Bartow speculated that if the Marin ruling is appealed, as he expects, the state Supreme Court may await the outcome of the three consolidated suits in the appellate court before acting on the issue.
CalSTRS followed the “California rule” in legislation two years ago that will raise the rate school districts pay to CalSTRS from 8.25 percent of pay to 19.1 percent by 2020, while the rate for teachers was limited to an increase from 8 percent of pay to 10.25 percent.
The comparable new benefit offsetting the 2.5 percent rate hike for current teachers vested a routine annual 2 percent cost-of-living adjustment, which previously could have been suspended, though that rarely if ever happened.
Part of the Marin appellate court ruling is that a key 1955 state Supreme Court decision said pension cuts “should” be accompanied by a comparable new benefit, which is advisory, and only one high court ruling since then has used the mandatory word “must.”
Bartow argued that in several of the cases where the Supreme Court said “should,” the pension cuts were overturned because there was no comparable new advantage. He said the Marin ruling ignores the “actual and complete analysis in each of those cases.”

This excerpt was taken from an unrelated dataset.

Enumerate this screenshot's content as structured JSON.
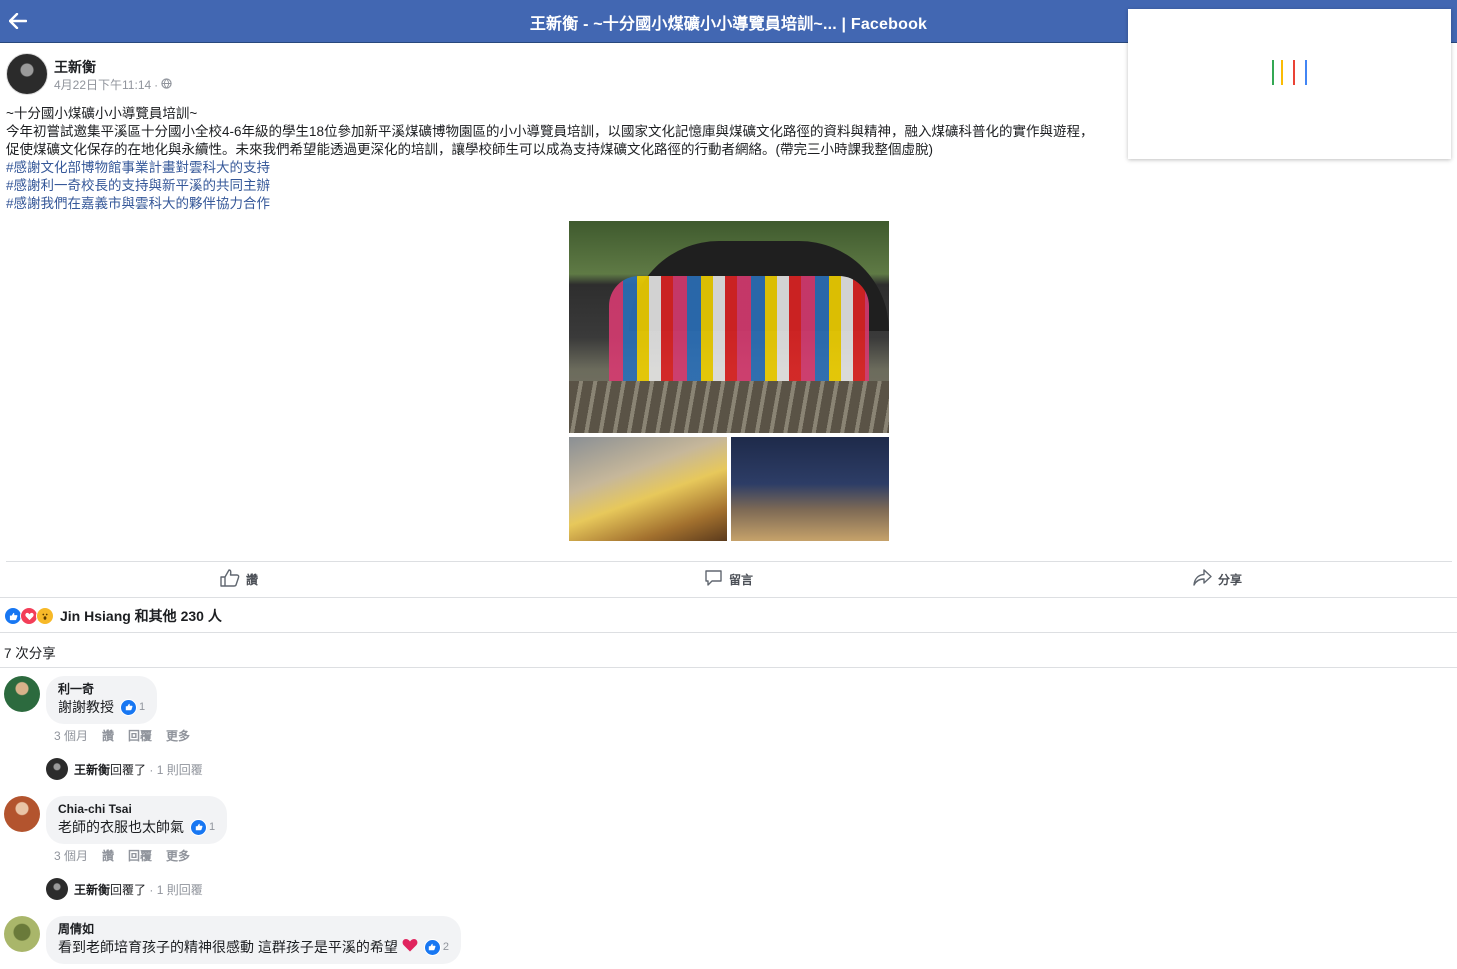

In what Bartow said he would “describe as a face-palm inducing aside,” the Marin ruling said that if reasonable cuts are made in pensions, the comparable new advantage or benefit is more money in paychecks because the lower pension results in lower employee rates.
Leiderman said a different panel of justices in the same appellate court cited the same cases as the Marin ruling, but made the opposite decision about vested rights in a case about cost-of-living adjustments in San Francisco pensions.
“That was last year — same appellate court, 180 degrees different view of vested rights,” Leiderman told the CalSTRS board. “The Supreme Court didn’t accept the petition (to review the appellate court decision). It’s hard to know.”